- Be alert. You should be vigilant to fraud when using these services. If there is a reason to suspect that the TPP is not who they claim to be, don’t disclose any information. A genuine bank or organisation will never contact you out of the blue to ask for your PIN, full password or to move money to another account. Don’t give out personal or financial details unless it is to use a service that you have signed up to, and you’re sure that the request for your information is directly related.
- Understand what you are agreeing to, by making sure you read the terms and conditions of the TPP carefully.
- Regularly check your accounts and if you notice any activity you don’t recognise, talk to us. To help you stay up to date with your accounts you can set up alerts
- If you notice a transaction that you didn’t authorise, or think you have been a victim or fraud you should let us know immediately by calling us on 0330 678 2811 or you can call us on 0800 9 173 489 (freephone).
For more information about your responsibilities and keeping your account safe take a look at your product terms which you can find on your product page, or find out more on our Safe and sound with cahoot online page.
Understand the consequences
- Once the TPP has your consent and has obtained your information, they’ll be responsible for the security of that data. We can’t control how it will be used.
- Once you have authorised a TPP to make a payment, you may not be able to stop it.
Keep safe from fraud
- Never share a cahoot One Time Passcode (OTP) with anyone, not even with a cahoot employee.
- Never download software or let anyone log on to your computer or devices remotely during or after a cold call.
- Never enter your Online Banking details after clicking on a link in an email or text message.
- For more information on how to protect yourself see our Safe and sound with cahoot online page.

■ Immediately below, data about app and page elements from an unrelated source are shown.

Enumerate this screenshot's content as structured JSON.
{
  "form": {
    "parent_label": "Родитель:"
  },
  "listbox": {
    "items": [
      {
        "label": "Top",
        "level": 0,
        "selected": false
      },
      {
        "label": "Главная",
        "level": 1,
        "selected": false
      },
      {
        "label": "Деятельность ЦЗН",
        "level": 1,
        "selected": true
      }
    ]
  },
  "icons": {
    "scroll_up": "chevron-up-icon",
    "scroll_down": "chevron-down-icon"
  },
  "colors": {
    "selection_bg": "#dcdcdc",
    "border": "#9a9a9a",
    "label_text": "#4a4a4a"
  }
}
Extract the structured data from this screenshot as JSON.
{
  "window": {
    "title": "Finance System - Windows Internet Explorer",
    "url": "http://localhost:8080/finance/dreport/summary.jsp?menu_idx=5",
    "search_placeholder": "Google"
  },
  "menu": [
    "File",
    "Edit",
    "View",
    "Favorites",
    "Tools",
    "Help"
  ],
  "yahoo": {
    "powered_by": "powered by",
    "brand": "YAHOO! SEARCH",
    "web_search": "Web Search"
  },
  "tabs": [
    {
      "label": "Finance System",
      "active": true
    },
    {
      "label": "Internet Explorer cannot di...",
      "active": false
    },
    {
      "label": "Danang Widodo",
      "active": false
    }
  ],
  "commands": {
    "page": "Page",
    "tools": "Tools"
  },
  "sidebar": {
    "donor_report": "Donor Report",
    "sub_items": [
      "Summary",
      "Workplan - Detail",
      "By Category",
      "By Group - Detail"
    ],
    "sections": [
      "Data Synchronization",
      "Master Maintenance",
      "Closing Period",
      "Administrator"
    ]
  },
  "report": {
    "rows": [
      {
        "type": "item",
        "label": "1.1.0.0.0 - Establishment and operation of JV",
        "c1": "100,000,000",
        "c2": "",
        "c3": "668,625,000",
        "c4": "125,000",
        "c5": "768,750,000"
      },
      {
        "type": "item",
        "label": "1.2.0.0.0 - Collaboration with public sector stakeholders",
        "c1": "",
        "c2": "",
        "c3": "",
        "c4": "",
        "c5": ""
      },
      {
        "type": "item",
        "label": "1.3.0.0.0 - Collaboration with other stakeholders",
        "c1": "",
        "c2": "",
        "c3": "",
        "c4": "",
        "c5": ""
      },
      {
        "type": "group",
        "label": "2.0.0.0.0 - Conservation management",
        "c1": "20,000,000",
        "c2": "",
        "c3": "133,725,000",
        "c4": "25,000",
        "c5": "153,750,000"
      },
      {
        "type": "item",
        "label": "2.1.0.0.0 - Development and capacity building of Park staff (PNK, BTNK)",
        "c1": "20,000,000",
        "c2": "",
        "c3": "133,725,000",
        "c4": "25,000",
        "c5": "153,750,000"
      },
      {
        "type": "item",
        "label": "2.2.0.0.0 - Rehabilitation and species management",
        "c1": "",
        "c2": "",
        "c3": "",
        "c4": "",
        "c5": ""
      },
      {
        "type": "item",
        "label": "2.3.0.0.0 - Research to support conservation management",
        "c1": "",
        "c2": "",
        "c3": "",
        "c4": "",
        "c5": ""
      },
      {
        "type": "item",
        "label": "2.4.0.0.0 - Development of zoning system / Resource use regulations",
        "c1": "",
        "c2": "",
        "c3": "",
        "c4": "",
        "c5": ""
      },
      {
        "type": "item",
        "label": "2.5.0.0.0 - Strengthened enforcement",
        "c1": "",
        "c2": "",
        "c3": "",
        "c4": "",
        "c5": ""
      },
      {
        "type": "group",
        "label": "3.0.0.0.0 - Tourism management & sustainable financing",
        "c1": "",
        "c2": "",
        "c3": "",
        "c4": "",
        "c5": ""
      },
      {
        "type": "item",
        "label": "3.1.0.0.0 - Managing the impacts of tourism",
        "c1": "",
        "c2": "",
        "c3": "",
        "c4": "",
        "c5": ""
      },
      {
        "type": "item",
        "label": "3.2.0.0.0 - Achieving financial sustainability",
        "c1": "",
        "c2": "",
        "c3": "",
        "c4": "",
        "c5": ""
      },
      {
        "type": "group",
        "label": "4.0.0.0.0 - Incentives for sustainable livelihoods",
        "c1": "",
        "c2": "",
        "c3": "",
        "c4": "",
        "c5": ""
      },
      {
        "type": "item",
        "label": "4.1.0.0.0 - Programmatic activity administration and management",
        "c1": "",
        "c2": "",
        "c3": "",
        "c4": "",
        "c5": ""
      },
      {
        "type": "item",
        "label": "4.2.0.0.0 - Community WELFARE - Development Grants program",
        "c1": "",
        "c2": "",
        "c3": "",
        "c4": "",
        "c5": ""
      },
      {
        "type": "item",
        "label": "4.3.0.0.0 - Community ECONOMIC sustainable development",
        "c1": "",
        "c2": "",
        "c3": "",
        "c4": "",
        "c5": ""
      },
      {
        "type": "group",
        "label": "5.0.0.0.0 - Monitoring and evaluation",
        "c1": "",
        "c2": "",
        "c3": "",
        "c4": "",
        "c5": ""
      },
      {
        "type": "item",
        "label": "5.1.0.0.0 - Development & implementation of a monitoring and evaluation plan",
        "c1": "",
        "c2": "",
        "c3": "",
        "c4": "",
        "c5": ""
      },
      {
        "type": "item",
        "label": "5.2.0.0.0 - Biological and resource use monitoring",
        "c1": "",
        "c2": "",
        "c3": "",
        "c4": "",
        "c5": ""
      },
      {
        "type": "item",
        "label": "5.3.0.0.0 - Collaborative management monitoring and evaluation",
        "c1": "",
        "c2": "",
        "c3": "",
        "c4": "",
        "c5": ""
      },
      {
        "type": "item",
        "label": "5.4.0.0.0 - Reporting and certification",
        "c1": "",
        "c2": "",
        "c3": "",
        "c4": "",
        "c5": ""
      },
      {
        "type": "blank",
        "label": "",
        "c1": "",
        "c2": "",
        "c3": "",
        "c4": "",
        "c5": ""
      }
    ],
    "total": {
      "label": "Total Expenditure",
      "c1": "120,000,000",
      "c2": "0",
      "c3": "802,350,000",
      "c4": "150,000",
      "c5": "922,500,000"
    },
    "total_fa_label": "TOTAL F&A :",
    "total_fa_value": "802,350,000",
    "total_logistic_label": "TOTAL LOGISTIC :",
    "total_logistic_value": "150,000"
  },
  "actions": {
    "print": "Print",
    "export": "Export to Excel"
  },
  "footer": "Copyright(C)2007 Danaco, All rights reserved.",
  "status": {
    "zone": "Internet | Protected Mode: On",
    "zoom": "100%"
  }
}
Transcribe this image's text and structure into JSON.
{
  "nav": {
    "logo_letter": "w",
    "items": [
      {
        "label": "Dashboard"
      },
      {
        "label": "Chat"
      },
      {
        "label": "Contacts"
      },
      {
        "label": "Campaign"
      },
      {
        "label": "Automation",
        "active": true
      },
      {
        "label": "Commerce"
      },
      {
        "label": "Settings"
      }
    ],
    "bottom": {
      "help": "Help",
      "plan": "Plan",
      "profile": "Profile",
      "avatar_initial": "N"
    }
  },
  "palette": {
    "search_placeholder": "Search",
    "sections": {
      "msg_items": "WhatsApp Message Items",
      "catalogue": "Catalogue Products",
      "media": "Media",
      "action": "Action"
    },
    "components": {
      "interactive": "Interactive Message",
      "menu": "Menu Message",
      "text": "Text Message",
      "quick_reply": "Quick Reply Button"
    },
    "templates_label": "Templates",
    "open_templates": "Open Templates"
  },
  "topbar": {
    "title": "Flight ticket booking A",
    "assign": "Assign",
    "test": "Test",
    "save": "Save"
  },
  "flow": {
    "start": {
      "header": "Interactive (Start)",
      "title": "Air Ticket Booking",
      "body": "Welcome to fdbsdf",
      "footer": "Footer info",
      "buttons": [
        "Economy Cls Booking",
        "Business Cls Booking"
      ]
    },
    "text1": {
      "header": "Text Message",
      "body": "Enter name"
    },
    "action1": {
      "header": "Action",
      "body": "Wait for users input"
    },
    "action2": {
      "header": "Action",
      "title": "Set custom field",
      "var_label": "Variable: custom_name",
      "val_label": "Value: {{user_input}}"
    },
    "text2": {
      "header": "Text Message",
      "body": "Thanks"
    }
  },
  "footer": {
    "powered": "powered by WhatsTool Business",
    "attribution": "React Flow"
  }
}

Your rights when making payments in Europe
- Find out about your rights when you make payments in Europe